• WHAT TO DO
Search the records below for "footer"; copy each line that has it.
╔══
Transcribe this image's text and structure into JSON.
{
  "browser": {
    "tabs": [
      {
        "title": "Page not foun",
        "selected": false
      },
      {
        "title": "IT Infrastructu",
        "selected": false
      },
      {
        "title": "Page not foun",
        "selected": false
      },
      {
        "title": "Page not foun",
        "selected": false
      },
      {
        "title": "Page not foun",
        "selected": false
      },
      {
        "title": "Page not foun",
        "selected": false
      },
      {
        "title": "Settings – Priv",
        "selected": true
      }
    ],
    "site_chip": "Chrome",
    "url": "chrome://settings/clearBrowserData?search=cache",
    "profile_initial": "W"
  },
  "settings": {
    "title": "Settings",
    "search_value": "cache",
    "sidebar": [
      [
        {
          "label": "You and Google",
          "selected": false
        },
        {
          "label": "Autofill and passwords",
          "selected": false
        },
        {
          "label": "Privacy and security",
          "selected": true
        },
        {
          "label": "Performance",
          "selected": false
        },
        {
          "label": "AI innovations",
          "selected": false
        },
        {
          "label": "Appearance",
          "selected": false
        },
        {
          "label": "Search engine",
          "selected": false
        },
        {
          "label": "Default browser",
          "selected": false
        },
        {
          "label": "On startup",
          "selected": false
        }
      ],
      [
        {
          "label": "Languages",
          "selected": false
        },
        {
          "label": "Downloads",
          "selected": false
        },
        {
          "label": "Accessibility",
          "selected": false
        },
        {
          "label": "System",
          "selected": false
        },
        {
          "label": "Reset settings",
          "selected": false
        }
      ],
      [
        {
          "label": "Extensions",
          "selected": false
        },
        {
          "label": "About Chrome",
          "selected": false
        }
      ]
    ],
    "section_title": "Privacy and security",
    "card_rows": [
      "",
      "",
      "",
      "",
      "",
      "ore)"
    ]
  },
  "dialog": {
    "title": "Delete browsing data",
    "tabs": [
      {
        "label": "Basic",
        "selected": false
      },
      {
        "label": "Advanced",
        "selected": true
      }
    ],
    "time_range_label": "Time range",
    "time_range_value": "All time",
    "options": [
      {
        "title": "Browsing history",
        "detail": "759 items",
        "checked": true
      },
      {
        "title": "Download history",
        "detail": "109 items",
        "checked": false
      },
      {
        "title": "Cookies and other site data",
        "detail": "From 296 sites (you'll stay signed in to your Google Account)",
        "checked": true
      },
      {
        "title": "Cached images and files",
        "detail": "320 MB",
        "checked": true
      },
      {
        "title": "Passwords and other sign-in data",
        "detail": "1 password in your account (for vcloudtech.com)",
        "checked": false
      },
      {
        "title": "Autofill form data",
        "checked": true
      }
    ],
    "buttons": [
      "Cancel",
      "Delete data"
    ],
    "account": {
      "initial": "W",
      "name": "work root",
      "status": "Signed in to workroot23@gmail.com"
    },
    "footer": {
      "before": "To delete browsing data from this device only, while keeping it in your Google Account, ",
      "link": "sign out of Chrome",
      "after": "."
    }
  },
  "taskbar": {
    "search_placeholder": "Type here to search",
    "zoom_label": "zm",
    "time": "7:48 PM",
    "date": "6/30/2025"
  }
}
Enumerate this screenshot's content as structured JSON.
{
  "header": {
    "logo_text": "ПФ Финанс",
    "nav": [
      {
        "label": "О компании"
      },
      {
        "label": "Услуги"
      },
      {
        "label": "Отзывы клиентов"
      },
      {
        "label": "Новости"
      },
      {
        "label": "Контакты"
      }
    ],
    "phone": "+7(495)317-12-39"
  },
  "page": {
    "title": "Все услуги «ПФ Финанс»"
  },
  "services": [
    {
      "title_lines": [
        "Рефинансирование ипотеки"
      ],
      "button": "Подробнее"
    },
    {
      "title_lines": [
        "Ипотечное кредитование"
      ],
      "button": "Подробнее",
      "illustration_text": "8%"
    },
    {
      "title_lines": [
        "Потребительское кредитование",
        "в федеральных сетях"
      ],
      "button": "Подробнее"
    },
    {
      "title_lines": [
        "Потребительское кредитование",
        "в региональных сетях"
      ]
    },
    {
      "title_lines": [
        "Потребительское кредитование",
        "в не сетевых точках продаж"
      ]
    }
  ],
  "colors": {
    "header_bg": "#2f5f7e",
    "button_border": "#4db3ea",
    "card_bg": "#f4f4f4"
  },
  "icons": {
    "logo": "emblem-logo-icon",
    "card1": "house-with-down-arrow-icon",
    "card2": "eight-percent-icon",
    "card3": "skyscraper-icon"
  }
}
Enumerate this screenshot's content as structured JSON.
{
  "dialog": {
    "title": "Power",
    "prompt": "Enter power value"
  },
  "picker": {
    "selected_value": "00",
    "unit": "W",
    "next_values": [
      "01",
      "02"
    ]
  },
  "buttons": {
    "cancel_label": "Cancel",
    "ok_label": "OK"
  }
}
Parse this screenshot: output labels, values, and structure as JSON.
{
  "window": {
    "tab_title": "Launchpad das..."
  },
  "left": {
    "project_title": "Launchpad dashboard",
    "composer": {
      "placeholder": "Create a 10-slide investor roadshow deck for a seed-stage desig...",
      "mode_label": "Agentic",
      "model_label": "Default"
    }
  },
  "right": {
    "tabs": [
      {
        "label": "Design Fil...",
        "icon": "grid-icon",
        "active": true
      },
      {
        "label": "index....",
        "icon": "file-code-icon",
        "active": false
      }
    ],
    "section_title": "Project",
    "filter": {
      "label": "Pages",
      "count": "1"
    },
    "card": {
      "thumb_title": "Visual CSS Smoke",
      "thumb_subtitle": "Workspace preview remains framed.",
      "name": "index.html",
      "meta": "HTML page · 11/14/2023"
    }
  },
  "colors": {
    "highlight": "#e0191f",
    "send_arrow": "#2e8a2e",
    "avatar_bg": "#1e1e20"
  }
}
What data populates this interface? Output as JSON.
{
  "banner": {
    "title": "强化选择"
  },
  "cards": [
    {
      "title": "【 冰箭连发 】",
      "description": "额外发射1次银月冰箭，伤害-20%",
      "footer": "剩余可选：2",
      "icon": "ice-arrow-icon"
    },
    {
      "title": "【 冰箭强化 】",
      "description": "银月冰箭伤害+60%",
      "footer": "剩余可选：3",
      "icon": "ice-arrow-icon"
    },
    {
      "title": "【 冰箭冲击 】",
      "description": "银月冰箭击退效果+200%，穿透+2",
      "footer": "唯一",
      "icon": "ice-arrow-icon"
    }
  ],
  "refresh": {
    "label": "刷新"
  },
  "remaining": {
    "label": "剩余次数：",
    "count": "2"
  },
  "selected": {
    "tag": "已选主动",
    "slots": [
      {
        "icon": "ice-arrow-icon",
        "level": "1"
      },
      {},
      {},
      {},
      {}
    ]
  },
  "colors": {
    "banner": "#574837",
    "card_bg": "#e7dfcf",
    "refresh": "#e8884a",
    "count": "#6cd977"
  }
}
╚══
• YOUR SOLUTION
    "footer": {
      "footer": "剩余可选：2",
      "footer": "剩余可选：3",
      "footer": "唯一",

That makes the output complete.